• About this exercise:
Print out the records in full, keeping each word unchanged.

[Excerpts from a dataset]
++++++++++++++++++++
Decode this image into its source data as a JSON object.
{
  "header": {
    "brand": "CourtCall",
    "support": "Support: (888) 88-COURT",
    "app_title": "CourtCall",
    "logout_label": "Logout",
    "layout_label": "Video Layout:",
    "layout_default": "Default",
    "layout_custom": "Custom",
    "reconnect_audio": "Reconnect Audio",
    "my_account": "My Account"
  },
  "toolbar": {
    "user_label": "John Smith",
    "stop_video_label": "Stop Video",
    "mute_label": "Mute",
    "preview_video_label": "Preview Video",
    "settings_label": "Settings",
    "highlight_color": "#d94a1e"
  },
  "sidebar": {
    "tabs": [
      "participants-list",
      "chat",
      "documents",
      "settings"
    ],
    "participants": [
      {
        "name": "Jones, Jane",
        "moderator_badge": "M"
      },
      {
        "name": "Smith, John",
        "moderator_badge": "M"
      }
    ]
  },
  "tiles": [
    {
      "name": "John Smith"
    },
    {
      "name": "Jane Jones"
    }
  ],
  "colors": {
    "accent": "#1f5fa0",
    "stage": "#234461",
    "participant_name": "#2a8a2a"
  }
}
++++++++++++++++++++
• Output for this task:
Decode this image into its source data as a JSON object.
{
  "header": {
    "brand": "CourtCall",
    "support": "Support: (888) 88-COURT",
    "app_title": "CourtCall",
    "logout_label": "Logout",
    "layout_label": "Video Layout:",
    "layout_default": "Default",
    "layout_custom": "Custom",
    "reconnect_audio": "Reconnect Audio",
    "my_account": "My Account"
  },
  "toolbar": {
    "user_label": "John Smith",
    "stop_video_label": "Stop Video",
    "mute_label": "Mute",
    "preview_video_label": "Preview Video",
    "settings_label": "Settings",
    "highlight_color": "#d94a1e"
  },
  "sidebar": {
    "tabs": [
      "participants-list",
      "chat",
      "documents",
      "settings"
    ],
    "participants": [
      {
        "name": "Jones, Jane",
        "moderator_badge": "M"
      },
      {
        "name": "Smith, John",
        "moderator_badge": "M"
      }
    ]
  },
  "tiles": [
    {
      "name": "John Smith"
    },
    {
      "name": "Jane Jones"
    }
  ],
  "colors": {
    "accent": "#1f5fa0",
    "stage": "#234461",
    "participant_name": "#2a8a2a"
  }
}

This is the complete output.